DATA SHOWN:
---
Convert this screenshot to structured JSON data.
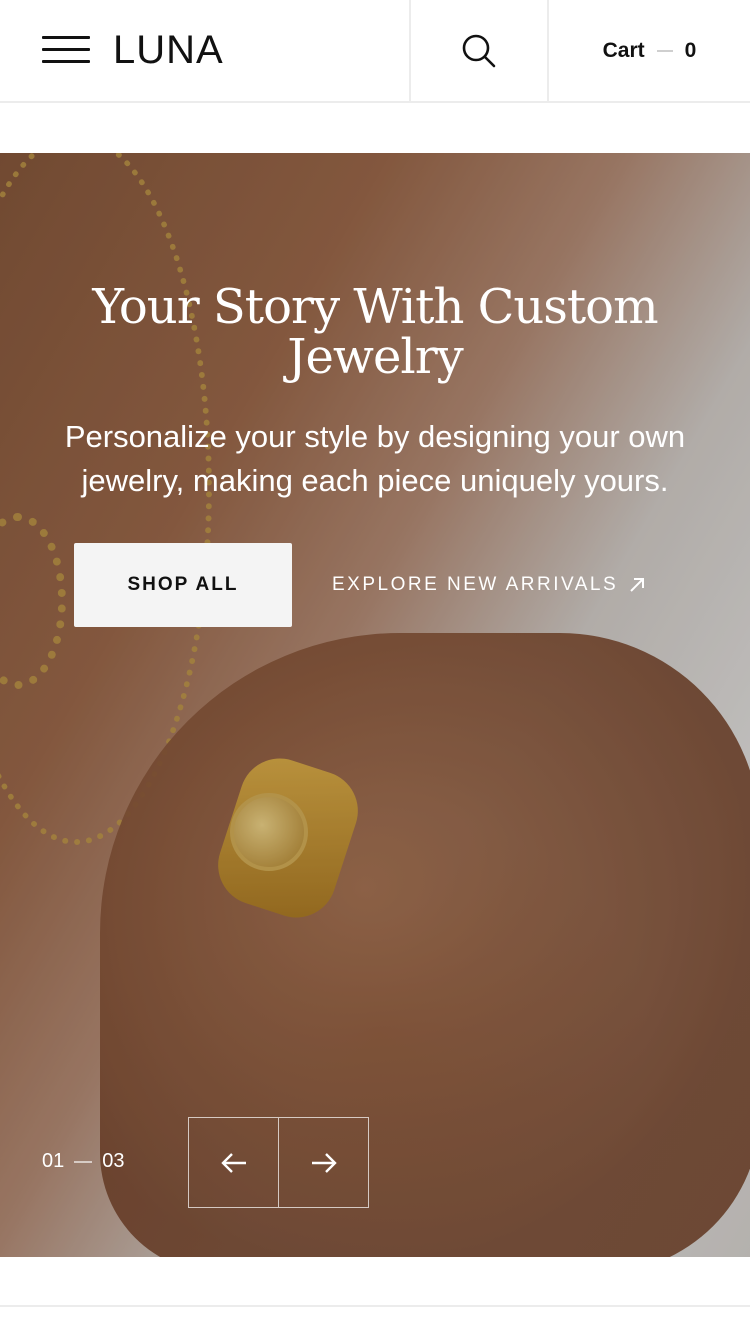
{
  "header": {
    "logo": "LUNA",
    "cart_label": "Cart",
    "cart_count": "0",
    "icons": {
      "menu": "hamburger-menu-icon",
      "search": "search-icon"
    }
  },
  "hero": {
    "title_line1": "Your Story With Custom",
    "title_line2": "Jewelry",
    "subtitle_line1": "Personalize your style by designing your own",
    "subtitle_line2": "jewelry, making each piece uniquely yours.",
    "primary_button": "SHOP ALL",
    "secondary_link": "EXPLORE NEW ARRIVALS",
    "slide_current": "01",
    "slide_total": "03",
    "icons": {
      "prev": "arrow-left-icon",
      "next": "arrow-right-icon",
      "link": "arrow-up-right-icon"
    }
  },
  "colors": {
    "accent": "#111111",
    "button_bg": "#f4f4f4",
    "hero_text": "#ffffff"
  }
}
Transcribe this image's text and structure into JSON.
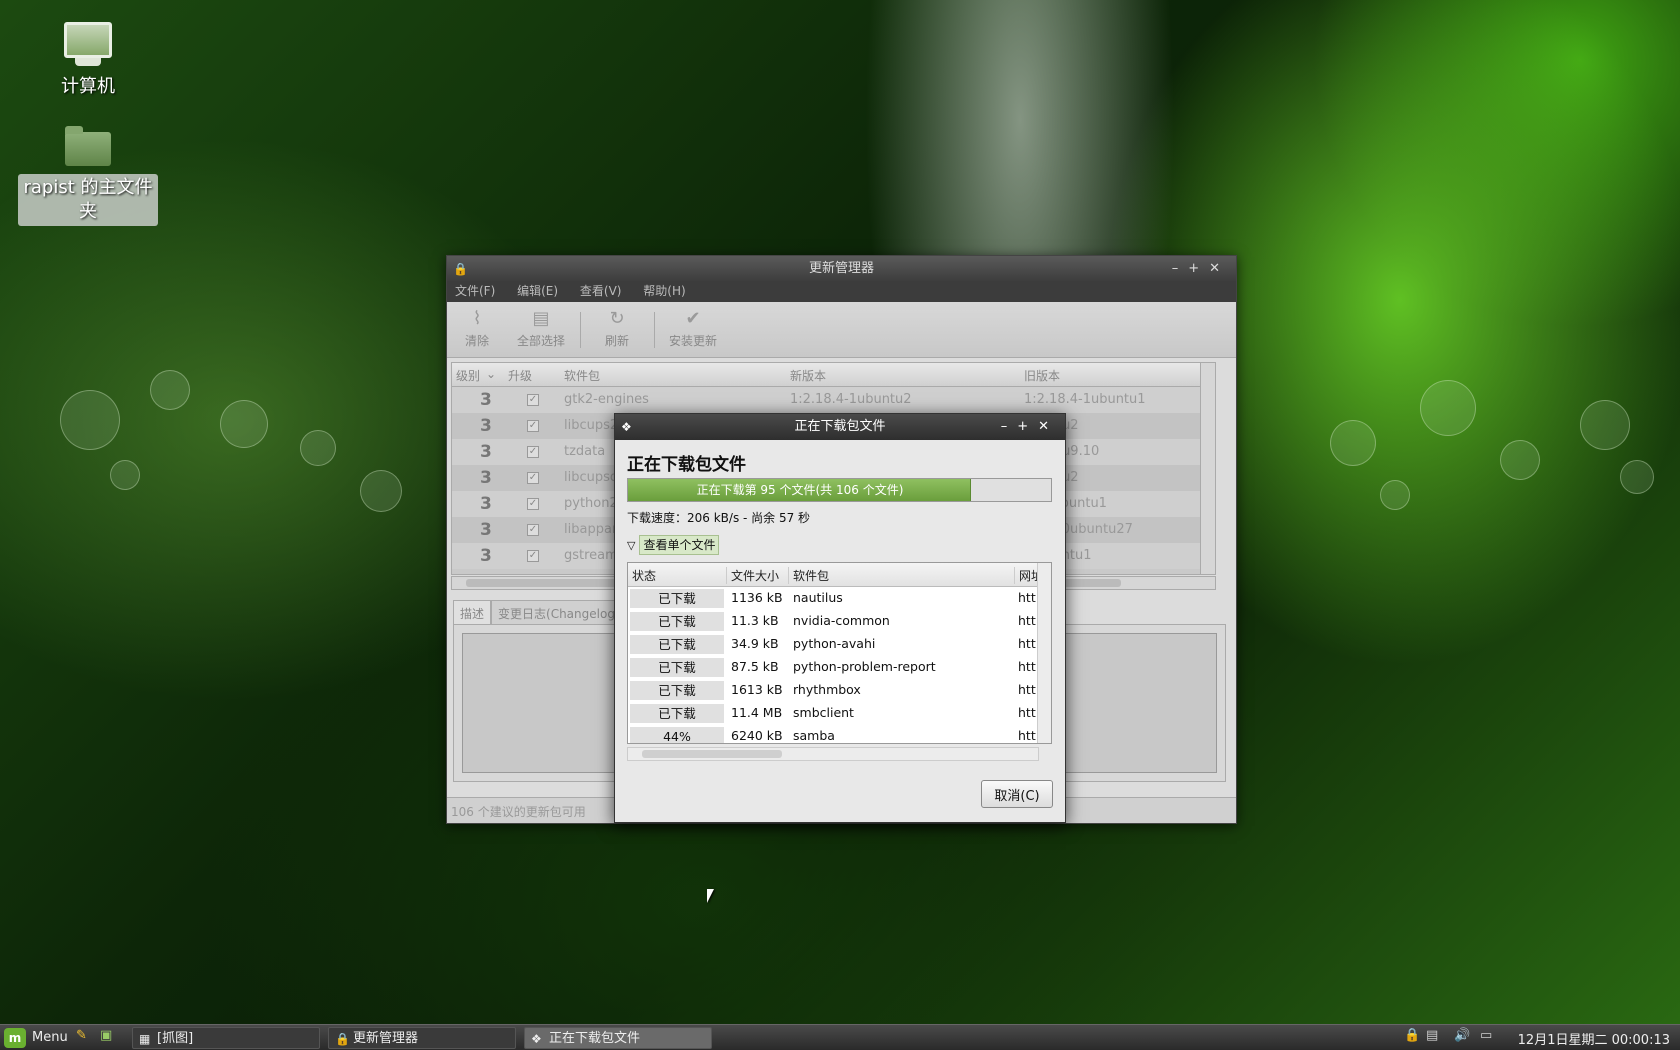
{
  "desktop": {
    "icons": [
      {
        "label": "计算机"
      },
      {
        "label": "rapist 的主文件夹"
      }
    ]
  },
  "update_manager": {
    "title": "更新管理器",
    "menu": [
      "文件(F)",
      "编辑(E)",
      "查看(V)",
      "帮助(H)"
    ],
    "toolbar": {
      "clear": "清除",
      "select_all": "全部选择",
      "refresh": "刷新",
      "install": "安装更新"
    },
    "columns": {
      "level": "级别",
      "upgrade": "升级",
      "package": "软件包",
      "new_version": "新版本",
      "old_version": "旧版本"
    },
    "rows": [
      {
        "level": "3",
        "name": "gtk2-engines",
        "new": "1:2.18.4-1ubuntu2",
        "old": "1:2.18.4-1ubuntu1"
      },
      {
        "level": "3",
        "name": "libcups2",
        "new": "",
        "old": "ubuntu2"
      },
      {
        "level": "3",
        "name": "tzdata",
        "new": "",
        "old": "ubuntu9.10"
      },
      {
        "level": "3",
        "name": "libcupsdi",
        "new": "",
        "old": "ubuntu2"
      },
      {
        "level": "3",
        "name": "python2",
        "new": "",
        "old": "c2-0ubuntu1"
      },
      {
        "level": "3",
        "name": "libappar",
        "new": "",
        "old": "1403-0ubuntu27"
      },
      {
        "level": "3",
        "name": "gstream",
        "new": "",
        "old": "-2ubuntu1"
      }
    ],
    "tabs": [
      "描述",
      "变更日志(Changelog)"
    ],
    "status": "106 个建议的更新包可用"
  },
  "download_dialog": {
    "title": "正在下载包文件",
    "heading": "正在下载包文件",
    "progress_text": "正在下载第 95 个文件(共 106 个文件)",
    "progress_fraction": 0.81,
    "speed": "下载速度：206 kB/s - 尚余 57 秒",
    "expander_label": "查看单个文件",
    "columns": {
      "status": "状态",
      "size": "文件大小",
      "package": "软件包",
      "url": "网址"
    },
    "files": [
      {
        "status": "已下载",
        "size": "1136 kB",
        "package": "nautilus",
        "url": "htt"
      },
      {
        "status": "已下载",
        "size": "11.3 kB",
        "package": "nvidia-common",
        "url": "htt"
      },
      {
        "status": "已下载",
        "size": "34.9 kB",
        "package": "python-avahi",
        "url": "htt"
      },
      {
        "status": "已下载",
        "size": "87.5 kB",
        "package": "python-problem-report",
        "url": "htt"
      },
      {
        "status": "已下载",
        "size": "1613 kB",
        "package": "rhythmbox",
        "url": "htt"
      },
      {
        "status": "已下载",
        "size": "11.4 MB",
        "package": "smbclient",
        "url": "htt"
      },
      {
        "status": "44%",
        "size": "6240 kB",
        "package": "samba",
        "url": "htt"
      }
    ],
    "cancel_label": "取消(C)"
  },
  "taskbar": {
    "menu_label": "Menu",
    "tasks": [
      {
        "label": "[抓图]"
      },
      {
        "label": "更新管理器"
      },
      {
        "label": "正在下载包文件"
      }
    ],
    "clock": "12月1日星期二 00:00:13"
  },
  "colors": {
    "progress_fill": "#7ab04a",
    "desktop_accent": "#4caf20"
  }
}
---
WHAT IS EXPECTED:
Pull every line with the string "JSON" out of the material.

ANSWER TO THE EXERCISE:
Convert this screenshot to structured JSON data.
Transcribe this image's text and structure into JSON.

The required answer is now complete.